Nietzsche’s concern here is to undermine the thought that concepts capture reality. (He goes on to call truth “a mobile army of metaphors, metonymies, anthropomorphisms, in short a sum of human relations which have been subjected to poetic and rhetorical intensification, translation, and decoration…”) Concepts all involve falsification, by treating as the same cases that are, in fact, non-equivalent. Every concept excludes features of the individual, and thus makes generalization possible. No concept captures the individual in its full individuality. (Nietzsche is right about this; it’s another matter whether it supports his strong conclusions about truth.) Conceptualization sacrifices the purity of the individual for the sake of generality. To name a virtue, then, must necessarily be to compromise it, for Nietzsche, and his perfectionism will not allow that.
This I think shows why Nietzsche’s virtue must be private and ineffable, but it raises a question Nietzsche’s larger project that I want to consider briefly. If communication is such a threat to purity, why does Nietzsche write at all? How are we to take Nietzsche’s writings? (It raises many other questions, as well, but I won’t consider them here.)
There are two fairly straightforward reasons why Nietzsche writes, and one more esoteric reason. First, a great deal of Nietzsche’s project aims at undermining the apparent hold established, public virtues have upon us. This is the point of Nietzsche’s genealogical method: it shows us that these virtues arose historically, by contingent processes that could have gone quite differently. There is no necessity to our having the virtues we have. This is a form of ground clearing: it makes room for the individualistic vision he has to come into view in the first place. Second, I think there is a positive project that accompanies this negative project. Nietzsche has to say something about the upkeep of one’s private virtue. While the virtue is one’s own, there can be generally better or worse ways of finding and cultivating one’s private virtue. Nietzsche’s works are filled with what looks like praise of various attributes (honesty, cruelty, cheerfulness)—what looks like praise of particular virtues. I think these passages should be read as passages indicating the sorts of qualities needed in order to cultivate the ineffable virtue. These two projects, positive and negative, I think make fairly good sense on the surface.

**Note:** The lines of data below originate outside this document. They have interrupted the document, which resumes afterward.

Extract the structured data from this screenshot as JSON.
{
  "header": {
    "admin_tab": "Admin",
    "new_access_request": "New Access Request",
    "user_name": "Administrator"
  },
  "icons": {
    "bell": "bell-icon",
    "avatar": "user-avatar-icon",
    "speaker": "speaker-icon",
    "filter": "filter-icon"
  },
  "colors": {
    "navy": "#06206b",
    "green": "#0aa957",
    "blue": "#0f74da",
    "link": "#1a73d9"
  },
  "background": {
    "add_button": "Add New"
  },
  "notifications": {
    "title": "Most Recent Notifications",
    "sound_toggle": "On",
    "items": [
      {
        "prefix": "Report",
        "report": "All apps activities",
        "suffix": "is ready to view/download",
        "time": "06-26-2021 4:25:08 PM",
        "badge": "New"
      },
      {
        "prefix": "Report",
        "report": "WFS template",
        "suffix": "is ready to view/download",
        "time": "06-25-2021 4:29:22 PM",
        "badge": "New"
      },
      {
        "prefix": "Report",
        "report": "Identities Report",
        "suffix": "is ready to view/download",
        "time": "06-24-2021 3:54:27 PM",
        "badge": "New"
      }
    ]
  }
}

There is a third reason that Nietzsche writes, however, and it is, I think, the most puzzling and most interesting. Nietzsche writes to seduce and elevate, and deploys innumerable rhetorical tricks to these ends. For instance, he often writes to shock. Why? Because Nietzsche’s goal is ultimately to change how you live your life, and he is skeptical of the ability of passionless reason to do so. Lives are changed because they are poked, prodded, and provoked until they wake. As this sort of writer, Nietzsche is not hoping to impart truths, and the last thing he wants is followers and disciples. “You are my believers, but what matter all believers!” (Zarathustra, p. 59).
Wittgenstein, in his Tractatus Logico-Philosophicus, famously compares his book to a ladder that brings someone to a new point of view. Once someone has climbed the ladder, they no longer need it and can kick it away. (In the Tractatus, this happens because the conclusions of the Tractatus reveal its propositions to be meaningless from the new vantage point.) Something similar goes on in Nietzsche: the person who takes Zarathustra’s message to heart is the one who rejects Zarathustra. Nietzsche captures this powerfully at the very end of part one: “You had not yet sought yourselves, then you found me. All believers do this; that’s why all faith amounts to so little. Now I bid you lose me and find yourselves; and only when you have all denied me will I return to you” (p. 59). Zarathustra’s speeches function as a prod for one to search for oneself—and such searching means not following Zarathustra, but turning away.